Themes in The Last of the Mohicans
In considering theme, one may well keep in mind Marius Bewley's apt statement in Major Writers of America, Vol. I (1962): "The novels of Cooper are an exercise in national definition." In The Last of the Mohicans, the national phase being defined is the frontier, a major theme composed, like the plot, of significant constituent parts. Enough about the frontier has perhaps been said already, so that all is needed is a reminder that it is a place and a condition where differences meet head-on and often result in conflict. Since conflict is a basic ingredient of the frontier in the novel, the story's action of flight, skirmishing, disguise, warfare, etc. literally becomes theme. Rather than to illustrate something else, the conflict is meant to illustrate — that is, be — itself.
Embodied in the various elements of conflict is something sad and tragic — and universal. Revenge similar to Magua's may be found anywhere and at any time. So may the problem of divided loyalties, though seldom on such a scale as that of the nations of Indians. Conflict rarely ends in a lasting stalemate, and this fact is given tragic emphasis in the thematic passing of the Indians from the American scene. Although humans' natural, instinctive urge to mate and procreate might at first appear as a possible solution to the problem of differences, miscegenation also seems doomed to failure since it compounds differences by isolating individuals even more from their backgrounds, particularly isolating any offspring like Cora. (This very view, along with his great respect for individualism, may have been greatly responsible for Cooper's voiced opposition, through Hawkeye as a spokesman, to miscegenation.)

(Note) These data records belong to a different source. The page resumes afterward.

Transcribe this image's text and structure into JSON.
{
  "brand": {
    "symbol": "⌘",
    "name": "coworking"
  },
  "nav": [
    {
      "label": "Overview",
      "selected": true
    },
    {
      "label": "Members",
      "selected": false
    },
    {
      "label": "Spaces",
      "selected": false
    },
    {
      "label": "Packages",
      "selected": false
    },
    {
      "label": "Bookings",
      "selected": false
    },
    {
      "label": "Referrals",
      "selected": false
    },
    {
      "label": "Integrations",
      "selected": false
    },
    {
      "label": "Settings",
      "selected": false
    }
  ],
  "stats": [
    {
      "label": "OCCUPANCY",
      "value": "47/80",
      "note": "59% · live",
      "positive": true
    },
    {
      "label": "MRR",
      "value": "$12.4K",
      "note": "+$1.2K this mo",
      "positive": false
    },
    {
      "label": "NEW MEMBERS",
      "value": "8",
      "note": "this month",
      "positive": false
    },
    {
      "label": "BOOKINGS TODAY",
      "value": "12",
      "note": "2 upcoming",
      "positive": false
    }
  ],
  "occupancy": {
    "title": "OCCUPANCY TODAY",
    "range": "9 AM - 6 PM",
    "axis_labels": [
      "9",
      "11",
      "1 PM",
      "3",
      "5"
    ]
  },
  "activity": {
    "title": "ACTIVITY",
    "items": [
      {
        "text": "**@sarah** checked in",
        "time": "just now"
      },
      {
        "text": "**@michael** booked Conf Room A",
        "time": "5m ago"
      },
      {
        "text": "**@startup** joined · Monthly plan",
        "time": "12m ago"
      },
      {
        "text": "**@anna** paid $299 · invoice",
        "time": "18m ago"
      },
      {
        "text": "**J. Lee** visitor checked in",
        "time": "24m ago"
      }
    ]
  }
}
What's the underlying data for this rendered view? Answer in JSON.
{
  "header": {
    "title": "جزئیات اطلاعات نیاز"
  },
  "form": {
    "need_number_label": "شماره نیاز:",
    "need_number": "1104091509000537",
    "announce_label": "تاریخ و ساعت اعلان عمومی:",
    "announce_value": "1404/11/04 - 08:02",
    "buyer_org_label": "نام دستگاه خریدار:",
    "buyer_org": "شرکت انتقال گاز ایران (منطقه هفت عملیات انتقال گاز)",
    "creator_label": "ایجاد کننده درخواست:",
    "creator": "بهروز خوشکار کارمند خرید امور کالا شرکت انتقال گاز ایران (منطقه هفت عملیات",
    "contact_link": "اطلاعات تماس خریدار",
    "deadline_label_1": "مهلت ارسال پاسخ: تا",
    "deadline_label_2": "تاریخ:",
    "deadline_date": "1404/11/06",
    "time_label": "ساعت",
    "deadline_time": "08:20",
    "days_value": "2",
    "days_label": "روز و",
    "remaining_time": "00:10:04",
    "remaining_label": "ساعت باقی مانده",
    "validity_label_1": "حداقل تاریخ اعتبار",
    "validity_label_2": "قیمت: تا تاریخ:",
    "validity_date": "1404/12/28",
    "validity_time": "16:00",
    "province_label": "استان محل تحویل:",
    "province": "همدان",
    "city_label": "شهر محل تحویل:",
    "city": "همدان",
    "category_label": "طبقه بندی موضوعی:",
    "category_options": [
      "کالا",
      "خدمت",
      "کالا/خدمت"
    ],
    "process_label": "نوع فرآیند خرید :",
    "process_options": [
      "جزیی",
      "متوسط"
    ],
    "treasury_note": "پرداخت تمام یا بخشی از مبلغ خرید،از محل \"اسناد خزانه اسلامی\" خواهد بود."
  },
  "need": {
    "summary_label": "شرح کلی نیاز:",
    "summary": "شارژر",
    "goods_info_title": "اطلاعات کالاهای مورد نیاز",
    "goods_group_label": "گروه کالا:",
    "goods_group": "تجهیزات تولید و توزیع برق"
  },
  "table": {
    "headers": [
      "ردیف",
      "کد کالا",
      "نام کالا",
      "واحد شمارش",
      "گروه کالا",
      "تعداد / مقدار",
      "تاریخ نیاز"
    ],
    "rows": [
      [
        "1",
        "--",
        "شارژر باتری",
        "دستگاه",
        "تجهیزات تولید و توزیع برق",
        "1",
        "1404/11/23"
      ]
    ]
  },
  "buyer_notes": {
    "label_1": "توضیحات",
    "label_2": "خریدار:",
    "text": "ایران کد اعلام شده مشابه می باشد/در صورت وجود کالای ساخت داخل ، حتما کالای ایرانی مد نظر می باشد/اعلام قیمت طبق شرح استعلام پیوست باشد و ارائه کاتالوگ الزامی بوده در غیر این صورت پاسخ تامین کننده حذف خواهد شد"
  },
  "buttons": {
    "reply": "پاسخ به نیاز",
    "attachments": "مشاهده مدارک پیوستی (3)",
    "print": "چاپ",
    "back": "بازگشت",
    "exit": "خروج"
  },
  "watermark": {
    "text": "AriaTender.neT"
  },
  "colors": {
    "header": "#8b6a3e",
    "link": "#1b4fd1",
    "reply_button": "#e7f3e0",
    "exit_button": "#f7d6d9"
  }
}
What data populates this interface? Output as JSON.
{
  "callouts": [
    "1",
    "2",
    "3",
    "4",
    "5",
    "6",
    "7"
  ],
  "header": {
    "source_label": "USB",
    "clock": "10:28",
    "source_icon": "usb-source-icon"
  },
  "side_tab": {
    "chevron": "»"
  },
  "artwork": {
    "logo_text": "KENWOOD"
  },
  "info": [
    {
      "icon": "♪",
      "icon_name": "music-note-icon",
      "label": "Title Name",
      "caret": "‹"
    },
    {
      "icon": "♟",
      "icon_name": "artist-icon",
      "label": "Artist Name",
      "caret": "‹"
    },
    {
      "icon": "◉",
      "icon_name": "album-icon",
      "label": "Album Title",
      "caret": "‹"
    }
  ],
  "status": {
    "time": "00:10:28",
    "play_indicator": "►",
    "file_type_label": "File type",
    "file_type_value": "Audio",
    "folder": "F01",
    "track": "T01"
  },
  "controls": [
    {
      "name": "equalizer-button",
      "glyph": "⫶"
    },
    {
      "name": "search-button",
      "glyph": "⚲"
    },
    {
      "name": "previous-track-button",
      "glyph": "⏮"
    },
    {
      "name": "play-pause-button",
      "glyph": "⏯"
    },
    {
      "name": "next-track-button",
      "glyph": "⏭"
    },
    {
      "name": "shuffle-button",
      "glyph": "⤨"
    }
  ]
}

Cooper's treatment of his theme is not all negative. The solution to these differences is to accept them and thereby rise above them. This answer is an ideal one, at best only seldom realized; and that is why Hawkeye, in his role as a messiah figure, is a mythic hero. What he embodies is great and potentially generic, but so far it has usually been beyond the full realization of people. It is the ideal of universality, of loving acceptance of others with their individual "gifts." In treating this concept, which of course extends further than any frontier condition but is inherent to it, Cooper does not let his idea of "place" limit him to mere description and action. Instead, he unobtrusively but clearly points to nature as the most influential force in making Hawkeye what he is. The scout has little regard for organized religion and its books. In fact, he says he has never read but one book, the book of nature, "and the words that are written there are too simple and too plain to need much schooling, though I may boast that of forty long and hard-working years." His eagerness to talk about religion and the hereafter even at highly inopportune times indicates his interest in the matter, but he is what he is and believes what he does because for forty years he has been instructed by nature. Part of the answer, then, is simplicity and fundamentalism, both of which are implicit, for example, in the recurring father-child motif. Hawkeye does not find his needs answered in the usual love between the sexes, but in a vicarious father-child relationship with Uncas. Like the story's real fathers (including the father of the cowardly young Huron), he accepts responsibility toward the other with his differences in a way that is redolent of his brotherhood with Chingachgook. The splendid isolation that is his stems from his charitable and humane individualism, which paradoxically binds him closer than usual to others. Because this is a pure ideal, investing a fictional human being with it makes that person a myth. It is nonetheless worthy of mortal pursuit, and Cooper's presentation of it in The Last of the Mohicans, while by contrast it deepens the sense of tragic failings, functions like a thematic image of hope.